> [REQUIREMENT]:
Only the lines from the one that contains "Enumerate this screenshot's" through the last line of the records should appear, each printed exactly as it is.
*** Begin section ***
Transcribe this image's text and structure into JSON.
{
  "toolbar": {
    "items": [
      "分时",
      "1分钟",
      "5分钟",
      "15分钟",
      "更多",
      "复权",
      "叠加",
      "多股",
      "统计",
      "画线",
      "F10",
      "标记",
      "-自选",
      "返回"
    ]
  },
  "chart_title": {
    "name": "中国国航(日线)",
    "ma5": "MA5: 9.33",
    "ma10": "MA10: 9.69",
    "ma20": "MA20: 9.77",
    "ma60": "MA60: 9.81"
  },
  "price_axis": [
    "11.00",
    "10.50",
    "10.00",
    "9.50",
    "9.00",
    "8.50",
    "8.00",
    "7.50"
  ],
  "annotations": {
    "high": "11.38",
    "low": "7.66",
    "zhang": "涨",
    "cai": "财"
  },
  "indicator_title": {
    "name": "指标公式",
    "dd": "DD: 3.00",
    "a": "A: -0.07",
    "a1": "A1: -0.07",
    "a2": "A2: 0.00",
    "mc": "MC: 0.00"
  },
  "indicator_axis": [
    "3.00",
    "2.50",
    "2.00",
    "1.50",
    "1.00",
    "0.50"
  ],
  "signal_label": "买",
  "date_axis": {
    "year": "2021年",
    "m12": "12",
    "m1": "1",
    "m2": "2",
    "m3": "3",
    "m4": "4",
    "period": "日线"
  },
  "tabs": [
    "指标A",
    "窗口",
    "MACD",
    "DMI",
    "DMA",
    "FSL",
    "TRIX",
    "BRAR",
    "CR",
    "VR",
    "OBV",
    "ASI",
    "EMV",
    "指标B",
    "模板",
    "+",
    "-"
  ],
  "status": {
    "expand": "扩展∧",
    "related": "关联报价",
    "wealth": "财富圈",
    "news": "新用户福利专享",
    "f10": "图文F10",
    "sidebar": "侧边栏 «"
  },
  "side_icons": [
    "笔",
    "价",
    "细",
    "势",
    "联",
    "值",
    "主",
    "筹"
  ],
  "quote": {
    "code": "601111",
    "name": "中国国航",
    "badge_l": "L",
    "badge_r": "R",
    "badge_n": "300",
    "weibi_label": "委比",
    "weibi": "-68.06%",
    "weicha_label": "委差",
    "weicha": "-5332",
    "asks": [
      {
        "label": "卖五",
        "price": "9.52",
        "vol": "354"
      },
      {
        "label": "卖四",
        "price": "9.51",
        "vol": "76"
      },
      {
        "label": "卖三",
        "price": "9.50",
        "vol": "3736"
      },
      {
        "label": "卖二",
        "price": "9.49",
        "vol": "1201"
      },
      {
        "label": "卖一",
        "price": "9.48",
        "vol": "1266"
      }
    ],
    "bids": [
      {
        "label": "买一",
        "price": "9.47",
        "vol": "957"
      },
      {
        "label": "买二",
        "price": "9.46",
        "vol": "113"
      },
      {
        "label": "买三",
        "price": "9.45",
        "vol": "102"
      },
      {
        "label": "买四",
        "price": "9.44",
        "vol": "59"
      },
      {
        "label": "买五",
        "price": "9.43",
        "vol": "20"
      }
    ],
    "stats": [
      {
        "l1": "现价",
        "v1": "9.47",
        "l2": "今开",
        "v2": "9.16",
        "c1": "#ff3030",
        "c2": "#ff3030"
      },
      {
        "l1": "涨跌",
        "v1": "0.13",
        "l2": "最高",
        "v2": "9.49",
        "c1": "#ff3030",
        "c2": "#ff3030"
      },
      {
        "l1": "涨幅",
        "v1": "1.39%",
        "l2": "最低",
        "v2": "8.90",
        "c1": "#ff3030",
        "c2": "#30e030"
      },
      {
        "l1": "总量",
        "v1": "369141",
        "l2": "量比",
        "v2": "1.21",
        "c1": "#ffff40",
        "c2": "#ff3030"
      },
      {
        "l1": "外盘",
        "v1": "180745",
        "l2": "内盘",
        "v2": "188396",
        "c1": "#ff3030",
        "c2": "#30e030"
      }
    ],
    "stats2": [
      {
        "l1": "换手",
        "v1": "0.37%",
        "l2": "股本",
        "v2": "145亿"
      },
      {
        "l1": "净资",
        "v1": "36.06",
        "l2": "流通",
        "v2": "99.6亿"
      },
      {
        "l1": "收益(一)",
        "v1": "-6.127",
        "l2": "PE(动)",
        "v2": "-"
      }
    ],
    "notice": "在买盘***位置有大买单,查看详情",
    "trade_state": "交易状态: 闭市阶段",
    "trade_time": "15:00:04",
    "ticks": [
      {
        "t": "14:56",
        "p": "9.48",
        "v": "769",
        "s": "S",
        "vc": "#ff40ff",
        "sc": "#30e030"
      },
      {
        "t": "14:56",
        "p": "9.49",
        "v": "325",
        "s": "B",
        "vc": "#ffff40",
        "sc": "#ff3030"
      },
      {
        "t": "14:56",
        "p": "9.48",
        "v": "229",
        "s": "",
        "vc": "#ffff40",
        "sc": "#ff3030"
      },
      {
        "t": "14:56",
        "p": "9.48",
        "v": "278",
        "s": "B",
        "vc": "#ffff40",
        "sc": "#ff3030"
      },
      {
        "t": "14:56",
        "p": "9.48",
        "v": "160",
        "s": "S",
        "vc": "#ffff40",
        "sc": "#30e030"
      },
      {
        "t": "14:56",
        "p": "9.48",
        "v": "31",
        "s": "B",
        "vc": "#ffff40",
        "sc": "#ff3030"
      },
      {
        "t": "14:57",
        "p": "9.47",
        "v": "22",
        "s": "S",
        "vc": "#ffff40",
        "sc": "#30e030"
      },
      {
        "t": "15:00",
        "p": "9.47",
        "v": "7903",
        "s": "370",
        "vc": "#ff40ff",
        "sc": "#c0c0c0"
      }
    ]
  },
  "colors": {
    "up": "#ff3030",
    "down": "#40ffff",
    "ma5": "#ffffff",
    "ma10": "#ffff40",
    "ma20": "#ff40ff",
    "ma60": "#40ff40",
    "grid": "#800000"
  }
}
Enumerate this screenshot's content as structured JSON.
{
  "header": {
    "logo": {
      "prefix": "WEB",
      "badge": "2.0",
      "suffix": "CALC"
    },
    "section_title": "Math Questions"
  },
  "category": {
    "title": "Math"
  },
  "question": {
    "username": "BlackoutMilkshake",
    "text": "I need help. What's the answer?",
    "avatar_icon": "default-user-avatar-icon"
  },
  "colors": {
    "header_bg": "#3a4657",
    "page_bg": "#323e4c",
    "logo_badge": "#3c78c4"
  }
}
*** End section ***
> [SOLUTION TO THIS EXERCISE]:
Enumerate this screenshot's content as structured JSON.
{
  "header": {
    "logo": {
      "prefix": "WEB",
      "badge": "2.0",
      "suffix": "CALC"
    },
    "section_title": "Math Questions"
  },
  "category": {
    "title": "Math"
  },
  "question": {
    "username": "BlackoutMilkshake",
    "text": "I need help. What's the answer?",
    "avatar_icon": "default-user-avatar-icon"
  },
  "colors": {
    "header_bg": "#3a4657",
    "page_bg": "#323e4c",
    "logo_badge": "#3c78c4"
  }
}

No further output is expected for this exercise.